----- RECORDS TO USE -----

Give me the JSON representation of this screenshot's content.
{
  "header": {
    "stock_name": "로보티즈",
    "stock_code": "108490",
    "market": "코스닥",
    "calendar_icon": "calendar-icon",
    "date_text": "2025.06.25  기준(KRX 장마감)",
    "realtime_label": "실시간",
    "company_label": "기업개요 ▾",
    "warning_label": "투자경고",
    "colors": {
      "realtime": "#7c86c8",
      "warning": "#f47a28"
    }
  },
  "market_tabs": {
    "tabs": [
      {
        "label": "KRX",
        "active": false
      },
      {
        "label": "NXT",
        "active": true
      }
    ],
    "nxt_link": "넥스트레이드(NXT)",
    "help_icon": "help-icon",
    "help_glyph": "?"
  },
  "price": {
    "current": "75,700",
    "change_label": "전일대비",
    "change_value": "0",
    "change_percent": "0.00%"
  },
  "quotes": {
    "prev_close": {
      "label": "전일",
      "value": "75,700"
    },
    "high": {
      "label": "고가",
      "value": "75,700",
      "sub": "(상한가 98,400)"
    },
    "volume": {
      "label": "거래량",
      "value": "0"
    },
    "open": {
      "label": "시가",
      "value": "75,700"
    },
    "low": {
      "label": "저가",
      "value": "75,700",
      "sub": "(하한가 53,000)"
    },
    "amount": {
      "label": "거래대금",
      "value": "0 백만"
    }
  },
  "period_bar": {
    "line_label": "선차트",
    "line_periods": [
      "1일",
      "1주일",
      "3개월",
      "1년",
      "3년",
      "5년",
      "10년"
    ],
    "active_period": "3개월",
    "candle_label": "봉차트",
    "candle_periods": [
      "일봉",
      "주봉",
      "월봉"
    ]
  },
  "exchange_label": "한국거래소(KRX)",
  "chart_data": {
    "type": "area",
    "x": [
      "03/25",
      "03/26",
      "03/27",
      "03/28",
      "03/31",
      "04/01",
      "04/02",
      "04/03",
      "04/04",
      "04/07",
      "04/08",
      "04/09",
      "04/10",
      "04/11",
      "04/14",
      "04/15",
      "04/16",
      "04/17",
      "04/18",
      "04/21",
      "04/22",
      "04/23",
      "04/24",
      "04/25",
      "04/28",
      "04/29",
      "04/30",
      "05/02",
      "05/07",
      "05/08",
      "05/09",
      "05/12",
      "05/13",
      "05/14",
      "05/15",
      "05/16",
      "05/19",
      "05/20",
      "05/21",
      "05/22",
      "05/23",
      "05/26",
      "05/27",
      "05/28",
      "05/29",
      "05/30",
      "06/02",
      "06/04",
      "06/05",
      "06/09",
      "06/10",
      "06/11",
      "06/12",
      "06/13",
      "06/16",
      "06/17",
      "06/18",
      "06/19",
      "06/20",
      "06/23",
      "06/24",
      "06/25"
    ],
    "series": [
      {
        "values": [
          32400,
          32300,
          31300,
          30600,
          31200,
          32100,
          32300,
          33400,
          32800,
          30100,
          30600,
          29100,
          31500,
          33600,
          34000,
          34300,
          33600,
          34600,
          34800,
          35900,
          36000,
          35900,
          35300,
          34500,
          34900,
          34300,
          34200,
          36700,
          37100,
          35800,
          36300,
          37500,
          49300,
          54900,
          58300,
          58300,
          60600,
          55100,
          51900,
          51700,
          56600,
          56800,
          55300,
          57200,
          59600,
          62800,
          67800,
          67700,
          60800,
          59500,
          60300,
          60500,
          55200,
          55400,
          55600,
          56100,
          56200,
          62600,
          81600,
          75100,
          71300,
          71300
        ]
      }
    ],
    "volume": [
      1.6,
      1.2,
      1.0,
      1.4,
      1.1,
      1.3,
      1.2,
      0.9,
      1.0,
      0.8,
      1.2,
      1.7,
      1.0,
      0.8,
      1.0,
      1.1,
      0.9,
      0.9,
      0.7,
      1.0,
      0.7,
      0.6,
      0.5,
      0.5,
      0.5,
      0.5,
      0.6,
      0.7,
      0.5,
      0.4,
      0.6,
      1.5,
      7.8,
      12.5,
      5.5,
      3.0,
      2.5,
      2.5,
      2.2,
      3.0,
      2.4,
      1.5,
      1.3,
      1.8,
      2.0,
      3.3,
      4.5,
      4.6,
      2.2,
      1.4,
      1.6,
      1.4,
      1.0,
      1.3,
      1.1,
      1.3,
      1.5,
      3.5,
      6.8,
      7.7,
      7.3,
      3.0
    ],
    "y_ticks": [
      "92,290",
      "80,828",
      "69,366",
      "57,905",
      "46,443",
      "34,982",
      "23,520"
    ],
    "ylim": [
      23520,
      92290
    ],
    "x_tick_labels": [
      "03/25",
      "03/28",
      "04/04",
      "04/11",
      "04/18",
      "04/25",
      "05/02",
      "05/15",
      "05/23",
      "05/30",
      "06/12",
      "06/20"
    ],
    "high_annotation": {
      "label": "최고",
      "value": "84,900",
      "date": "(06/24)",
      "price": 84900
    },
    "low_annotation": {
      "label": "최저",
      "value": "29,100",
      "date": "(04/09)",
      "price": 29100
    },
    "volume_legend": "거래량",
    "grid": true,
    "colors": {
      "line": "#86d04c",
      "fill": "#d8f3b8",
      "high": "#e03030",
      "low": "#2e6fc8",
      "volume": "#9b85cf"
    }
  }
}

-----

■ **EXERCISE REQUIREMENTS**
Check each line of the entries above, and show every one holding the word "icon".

■ **ANSWER TO THE PROBLEM**
    "calendar_icon": "calendar-icon",
    "help_icon": "help-icon",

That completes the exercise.